So how is it like Monkey Island? Jack Shandy while a different personality than Guybrush (she is talented with the sabre and also shots his enemies with a gun) is shy and doesn´t really belong into this pirate world at first. But his physical apparence is a near exact description of Guybrush, blonde ponytail and all.
Beth Hurwood as the daughter of the mourning scientist turned voodoo magician is pretty much the damsel in distress except for the very ending of the story.
Blackbeard is clearly the blueprint for LeChuck. He is a terryfing and hulking personality and his crew become zombie pirates. At the end of the book he is reincarnated into a baldheaded person that our hero doesn´t at first recognise (so a lot like Fester Shinetop really) and at the very end of the story he tries to marry Shandy´s love interest Beth to achieve true imortality (so there is an interrupted marriage ceremony here too like at the end of the first Monkey Island).
This I think is where the similarities end. It really is mostly the idea of the three main characters that are in place and the influence of Voodoo Magic and Zombie pirates are ideas that play a big part in Monkey Island. Also that the character starts out as not a pirate but becomes one later, though with vastly different motives and circumstances.
I really loved the book, was a quick and fun read. The ending was a bit rushed maybe (it appruptly ends directly after the finale confrontation like a 70s Martial Art movie) and there are Star Wars levels of coincidences here (like that Blackbeared had struck a deal with Shandy´s estranged uncle and held kidnapped Beth Hurwood hostage at his mansion thus giving Shandy a chance to rescue his love interest AND have take revenge with his uncle which he originally wanted to do before becoming a pirate and being roped in with the Fountain Of Youth plotline) but the action and atmosphere are a great joy and would make for a much better standalone movie than Pirates Of The Caribbean 4 probably was (haven´t seen the fourth and fifth movies of the series yet).
Oh yeah and by mere concidence when Shandy confronts his uncle he doesn´t tell him who he really is but instead pretends to be his own deceased father that was brought back to life by Voodoo magic exclaiming “I AM your brother!” but that similiarty to the ending of Monkey Island 2 (the Return Of The Jedi parody) is most likely coincidental.
Oh yeah and if you read the book you´ll learn the secret of monkey island, but I´m not telling.
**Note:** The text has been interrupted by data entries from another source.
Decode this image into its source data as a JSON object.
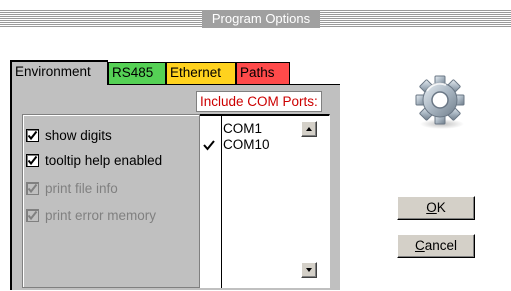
{
  "window": {
    "title": "Program Options"
  },
  "tabs": [
    {
      "label": "Environment",
      "color": "#c0c0c0",
      "active": true
    },
    {
      "label": "RS485",
      "color": "#55d155",
      "active": false
    },
    {
      "label": "Ethernet",
      "color": "#ffd21e",
      "active": false
    },
    {
      "label": "Paths",
      "color": "#ff4a4a",
      "active": false
    }
  ],
  "options": [
    {
      "label": "show digits",
      "checked": true,
      "enabled": true
    },
    {
      "label": "tooltip help enabled",
      "checked": true,
      "enabled": true
    },
    {
      "label": "print file info",
      "checked": true,
      "enabled": false
    },
    {
      "label": "print error memory",
      "checked": true,
      "enabled": false
    }
  ],
  "com_ports": {
    "label": "Include COM Ports:",
    "label_color": "#cc0000",
    "items": [
      {
        "name": "COM1",
        "included": false
      },
      {
        "name": "COM10",
        "included": true
      }
    ]
  },
  "icons": {
    "settings": "gear-icon"
  },
  "buttons": {
    "ok": "OK",
    "cancel": "Cancel"
  }
}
To find that out you gotta read it yourself.
Hooked hands up from me!
Finished The Broken Earth series by Nora Jemisin. It’s only three books long, and those are fairly short each, but they are among the best I’ve had in the past year or so. I really liked the writing style, but also the worldbuilding and the overall story. Although it’s not the uplifting sort of books to which you’d want to return any time soon.
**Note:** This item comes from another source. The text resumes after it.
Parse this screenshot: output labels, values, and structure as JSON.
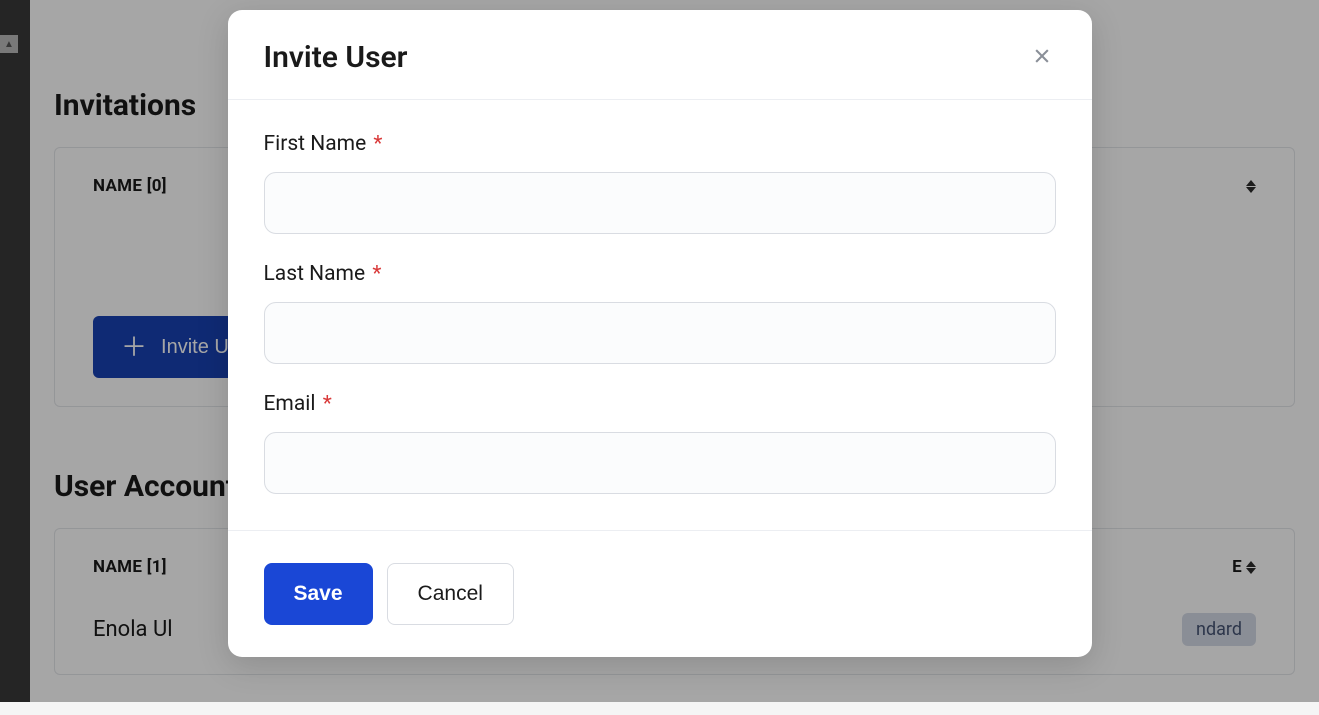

However, I would add it to a very short list of fantasy books/series that depict a world that is actually strange and foreign and not just a thinly veiled historical setting with magic and dragons. Exploring that world and feeling a sense of awe and wonder, despite some nasty scenes, and despite much of the mystery getting revealed towards the end, is what made this such a great read. So I really have to recommend it .
I’ve read the first one around 6 months ago but hesitate to pick up the next one. Should I give it a chance? Or would you say that if they first one didn’t grab me then the rest of the series probably won’t either…?
Book 2 and 3 aren’t that different from the first in tone, style and proceedings. So I would imagine that you might not like them any better. It’s hard to tell, though. Was there anything in particular that bothered you about the first one?